Exercise goal:
Reproduce the entries. Each one must match the original exactly.

Information supplied:

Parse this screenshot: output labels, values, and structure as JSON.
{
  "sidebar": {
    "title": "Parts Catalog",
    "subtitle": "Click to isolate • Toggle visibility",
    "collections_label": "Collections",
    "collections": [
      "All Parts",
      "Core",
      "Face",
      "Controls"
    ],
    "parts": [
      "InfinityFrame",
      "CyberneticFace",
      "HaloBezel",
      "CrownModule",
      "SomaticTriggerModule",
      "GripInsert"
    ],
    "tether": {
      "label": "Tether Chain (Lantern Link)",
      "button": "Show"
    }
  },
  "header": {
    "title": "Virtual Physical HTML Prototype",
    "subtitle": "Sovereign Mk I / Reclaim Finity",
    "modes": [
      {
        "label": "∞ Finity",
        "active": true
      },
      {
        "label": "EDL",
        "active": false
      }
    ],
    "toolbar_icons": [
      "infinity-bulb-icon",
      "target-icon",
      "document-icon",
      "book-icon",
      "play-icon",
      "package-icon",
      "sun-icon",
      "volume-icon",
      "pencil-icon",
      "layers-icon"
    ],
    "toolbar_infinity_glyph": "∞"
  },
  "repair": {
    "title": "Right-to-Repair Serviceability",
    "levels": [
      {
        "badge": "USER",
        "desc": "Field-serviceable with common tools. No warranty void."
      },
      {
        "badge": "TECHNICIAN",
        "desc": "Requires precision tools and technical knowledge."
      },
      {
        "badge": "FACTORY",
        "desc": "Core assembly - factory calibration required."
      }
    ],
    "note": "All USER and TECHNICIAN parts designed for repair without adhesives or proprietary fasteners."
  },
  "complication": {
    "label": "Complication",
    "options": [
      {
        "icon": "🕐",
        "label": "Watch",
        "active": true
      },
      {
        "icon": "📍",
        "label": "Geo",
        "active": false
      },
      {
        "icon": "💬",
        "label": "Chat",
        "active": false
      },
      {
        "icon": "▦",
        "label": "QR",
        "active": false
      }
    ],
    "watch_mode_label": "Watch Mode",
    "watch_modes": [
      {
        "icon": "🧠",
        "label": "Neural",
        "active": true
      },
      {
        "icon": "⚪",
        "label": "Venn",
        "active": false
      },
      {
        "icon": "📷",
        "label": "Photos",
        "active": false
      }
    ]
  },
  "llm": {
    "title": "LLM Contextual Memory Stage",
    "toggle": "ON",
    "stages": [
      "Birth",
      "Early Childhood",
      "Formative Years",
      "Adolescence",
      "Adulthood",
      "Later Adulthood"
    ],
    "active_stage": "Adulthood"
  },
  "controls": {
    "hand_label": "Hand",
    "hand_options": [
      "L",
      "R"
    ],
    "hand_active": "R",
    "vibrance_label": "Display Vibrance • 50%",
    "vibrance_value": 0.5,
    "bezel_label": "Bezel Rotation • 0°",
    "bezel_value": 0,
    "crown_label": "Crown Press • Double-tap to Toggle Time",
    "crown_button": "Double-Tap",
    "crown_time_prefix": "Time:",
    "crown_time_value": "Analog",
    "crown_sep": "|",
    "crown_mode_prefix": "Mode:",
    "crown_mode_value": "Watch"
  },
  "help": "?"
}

Exercise answer:
Parse this screenshot: output labels, values, and structure as JSON.
{
  "sidebar": {
    "title": "Parts Catalog",
    "subtitle": "Click to isolate • Toggle visibility",
    "collections_label": "Collections",
    "collections": [
      "All Parts",
      "Core",
      "Face",
      "Controls"
    ],
    "parts": [
      "InfinityFrame",
      "CyberneticFace",
      "HaloBezel",
      "CrownModule",
      "SomaticTriggerModule",
      "GripInsert"
    ],
    "tether": {
      "label": "Tether Chain (Lantern Link)",
      "button": "Show"
    }
  },
  "header": {
    "title": "Virtual Physical HTML Prototype",
    "subtitle": "Sovereign Mk I / Reclaim Finity",
    "modes": [
      {
        "label": "∞ Finity",
        "active": true
      },
      {
        "label": "EDL",
        "active": false
      }
    ],
    "toolbar_icons": [
      "infinity-bulb-icon",
      "target-icon",
      "document-icon",
      "book-icon",
      "play-icon",
      "package-icon",
      "sun-icon",
      "volume-icon",
      "pencil-icon",
      "layers-icon"
    ],
    "toolbar_infinity_glyph": "∞"
  },
  "repair": {
    "title": "Right-to-Repair Serviceability",
    "levels": [
      {
        "badge": "USER",
        "desc": "Field-serviceable with common tools. No warranty void."
      },
      {
        "badge": "TECHNICIAN",
        "desc": "Requires precision tools and technical knowledge."
      },
      {
        "badge": "FACTORY",
        "desc": "Core assembly - factory calibration required."
      }
    ],
    "note": "All USER and TECHNICIAN parts designed for repair without adhesives or proprietary fasteners."
  },
  "complication": {
    "label": "Complication",
    "options": [
      {
        "icon": "🕐",
        "label": "Watch",
        "active": true
      },
      {
        "icon": "📍",
        "label": "Geo",
        "active": false
      },
      {
        "icon": "💬",
        "label": "Chat",
        "active": false
      },
      {
        "icon": "▦",
        "label": "QR",
        "active": false
      }
    ],
    "watch_mode_label": "Watch Mode",
    "watch_modes": [
      {
        "icon": "🧠",
        "label": "Neural",
        "active": true
      },
      {
        "icon": "⚪",
        "label": "Venn",
        "active": false
      },
      {
        "icon": "📷",
        "label": "Photos",
        "active": false
      }
    ]
  },
  "llm": {
    "title": "LLM Contextual Memory Stage",
    "toggle": "ON",
    "stages": [
      "Birth",
      "Early Childhood",
      "Formative Years",
      "Adolescence",
      "Adulthood",
      "Later Adulthood"
    ],
    "active_stage": "Adulthood"
  },
  "controls": {
    "hand_label": "Hand",
    "hand_options": [
      "L",
      "R"
    ],
    "hand_active": "R",
    "vibrance_label": "Display Vibrance • 50%",
    "vibrance_value": 0.5,
    "bezel_label": "Bezel Rotation • 0°",
    "bezel_value": 0,
    "crown_label": "Crown Press • Double-tap to Toggle Time",
    "crown_button": "Double-Tap",
    "crown_time_prefix": "Time:",
    "crown_time_value": "Analog",
    "crown_sep": "|",
    "crown_mode_prefix": "Mode:",
    "crown_mode_value": "Watch"
  },
  "help": "?"
}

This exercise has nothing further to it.